To me, basing a couple’s compatibility on horoscopes is as silly as the percentage calculations I did with school friends to work out the likelihood of crushes going the distance based on the letters in their names. If the result was low, we’d work out the sum again using the first name and surname to see if it fared any better. How thrilling when it did.
Then there was the evening with my in laws when my wonderful mother-in-law discovered in horror that while she, her husband and my husband are all born in the year of the snake, which is supposed to be auspicious under Chinese horoscopes, I was a rooster. She convinced the men to pretend I was a snake too, in case I was devastated by being a rooster. The charade went on for a while and I wondered what all the covert glances were about. She’s so sweet. I’m a rooster and I really don’t mind.
What role then, does our intellect play with regard to superstitions? Are superstitions harmless? Are women more likely to be open to superstitions than men? I’ve been thinking about this as I play with ideas for my new novel. One of the characters uses tarot cards to guide her decisions, and I wonder, do women have more of a natural affinity for and an openness to unseen threads that hold the world together, an intuition that is not scientific but also not wrong? Or is my character abstaining from taking responsibility for the difficult decisions that life throws at us?
For my part, I’ve always avoided fortune teller tents and decks of tarot cards, although I’m tempted to change my mind on that one as the artwork on tarot decks can be exquisite. Recently I’ve noticed myself visiting horoscope pages. It coincides with a feeling of being a little lost, which sometimes comes before a big leap (my second novel is due to be published very soon). I’ve heard friends lately talk about the Venus retrograde interrupting their lives.
It’s funny, sometimes humans just look for anything around them to anchor them.
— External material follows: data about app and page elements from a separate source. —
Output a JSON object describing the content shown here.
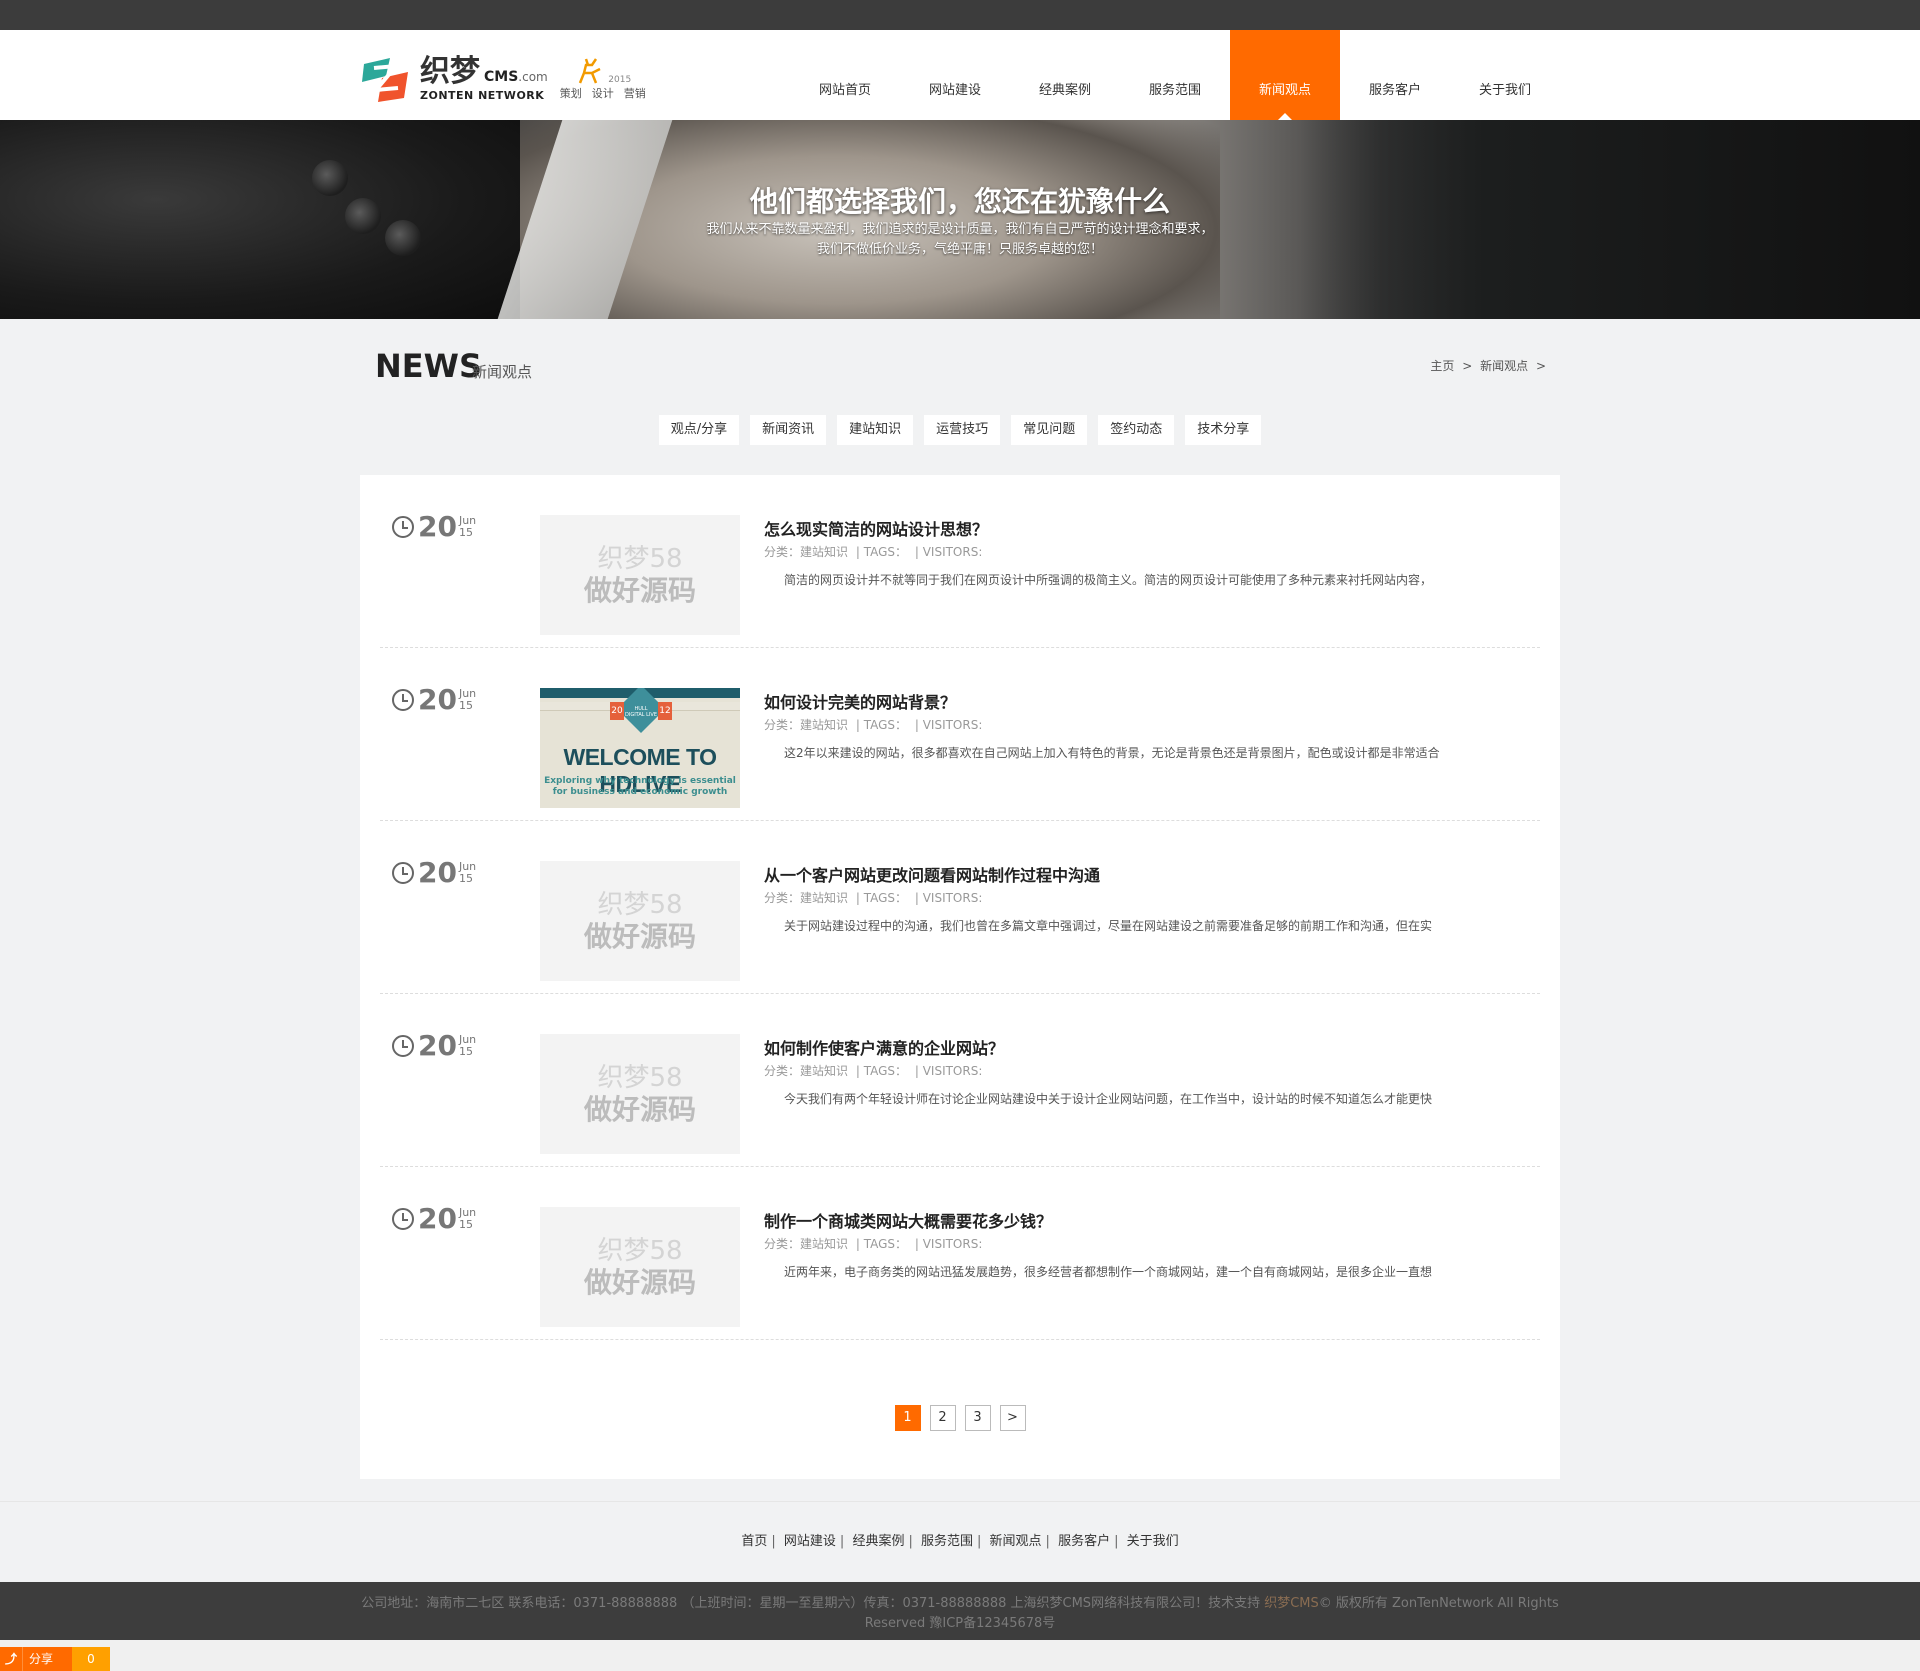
{
  "header": {
    "logo": {
      "cn": "织梦",
      "cms": "CMS",
      "com": ".com",
      "en": "ZONTEN NETWORK",
      "year": "2015",
      "tags": [
        "策划",
        "设计",
        "营销"
      ]
    },
    "nav": [
      {
        "label": "网站首页",
        "active": false
      },
      {
        "label": "网站建设",
        "active": false
      },
      {
        "label": "经典案例",
        "active": false
      },
      {
        "label": "服务范围",
        "active": false
      },
      {
        "label": "新闻观点",
        "active": true
      },
      {
        "label": "服务客户",
        "active": false
      },
      {
        "label": "关于我们",
        "active": false
      }
    ]
  },
  "banner": {
    "title": "他们都选择我们，您还在犹豫什么",
    "sub1": "我们从来不靠数量来盈利，我们追求的是设计质量，我们有自己严苛的设计理念和要求，",
    "sub2": "我们不做低价业务，气绝平庸！只服务卓越的您！"
  },
  "page": {
    "title_en": "NEWS",
    "title_cn": "新闻观点",
    "breadcrumb": [
      "主页",
      ">",
      "新闻观点",
      ">"
    ]
  },
  "categories": [
    "观点/分享",
    "新闻资讯",
    "建站知识",
    "运营技巧",
    "常见问题",
    "签约动态",
    "技术分享"
  ],
  "articles": [
    {
      "day": "20",
      "month": "Jun",
      "year": "15",
      "thumb": "placeholder",
      "title": "怎么现实简洁的网站设计思想？",
      "meta_cat": "分类：建站知识",
      "meta_tags": "| TAGS：",
      "meta_visitors": "| VISITORS:",
      "desc": "简洁的网页设计并不就等同于我们在网页设计中所强调的极简主义。简洁的网页设计可能使用了多种元素来衬托网站内容，"
    },
    {
      "day": "20",
      "month": "Jun",
      "year": "15",
      "thumb": "holive",
      "title": "如何设计完美的网站背景？",
      "meta_cat": "分类：建站知识",
      "meta_tags": "| TAGS：",
      "meta_visitors": "| VISITORS:",
      "desc": "这2年以来建设的网站，很多都喜欢在自己网站上加入有特色的背景，无论是背景色还是背景图片，配色或设计都是非常适合"
    },
    {
      "day": "20",
      "month": "Jun",
      "year": "15",
      "thumb": "placeholder",
      "title": "从一个客户网站更改问题看网站制作过程中沟通",
      "meta_cat": "分类：建站知识",
      "meta_tags": "| TAGS：",
      "meta_visitors": "| VISITORS:",
      "desc": "关于网站建设过程中的沟通，我们也曾在多篇文章中强调过，尽量在网站建设之前需要准备足够的前期工作和沟通，但在实"
    },
    {
      "day": "20",
      "month": "Jun",
      "year": "15",
      "thumb": "placeholder",
      "title": "如何制作使客户满意的企业网站？",
      "meta_cat": "分类：建站知识",
      "meta_tags": "| TAGS：",
      "meta_visitors": "| VISITORS:",
      "desc": "今天我们有两个年轻设计师在讨论企业网站建设中关于设计企业网站问题，在工作当中，设计站的时候不知道怎么才能更快"
    },
    {
      "day": "20",
      "month": "Jun",
      "year": "15",
      "thumb": "placeholder",
      "title": "制作一个商城类网站大概需要花多少钱？",
      "meta_cat": "分类：建站知识",
      "meta_tags": "| TAGS：",
      "meta_visitors": "| VISITORS:",
      "desc": "近两年来，电子商务类的网站迅猛发展趋势，很多经营者都想制作一个商城网站，建一个自有商城网站，是很多企业一直想"
    }
  ],
  "placeholder": {
    "line1": "织梦58",
    "line2": "做好源码"
  },
  "holive": {
    "badge1": "20",
    "badge2": "12",
    "hex": "HULL DIGITAL LIVE",
    "big": "WELCOME TO HDLIVE",
    "small1": "Exploring why technology is essential",
    "small2": "for business and economic growth"
  },
  "pager": [
    {
      "label": "1",
      "active": true
    },
    {
      "label": "2",
      "active": false
    },
    {
      "label": "3",
      "active": false
    },
    {
      "label": ">",
      "active": false
    }
  ],
  "footer": {
    "links": [
      "首页",
      "网站建设",
      "经典案例",
      "服务范围",
      "新闻观点",
      "服务客户",
      "关于我们"
    ],
    "info_pre": "公司地址：海南市二七区 联系电话：0371-88888888 （上班时间：星期一至星期六）传真：0371-88888888 上海织梦CMS网络科技有限公司！技术支持 ",
    "info_link": "织梦CMS",
    "info_post": "© 版权所有 ZonTenNetwork All Rights",
    "info_line2": "Reserved 豫ICP备12345678号"
  },
  "share": {
    "label": "分享",
    "count": "0"
  },
  "colors": {
    "accent": "#ff6a00",
    "topbar": "#3c3c3c",
    "footer": "#3d3d3d"
  }
}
We read horoscopes and the like, and assign meaning to the positive aspects and discard the negative ones. It’s harmless and understandable, and maybe not everything has to be cast-iron to be valuable or real.
Just like faith. We believe what we want to, and belief is as often a force for good as it is for ill.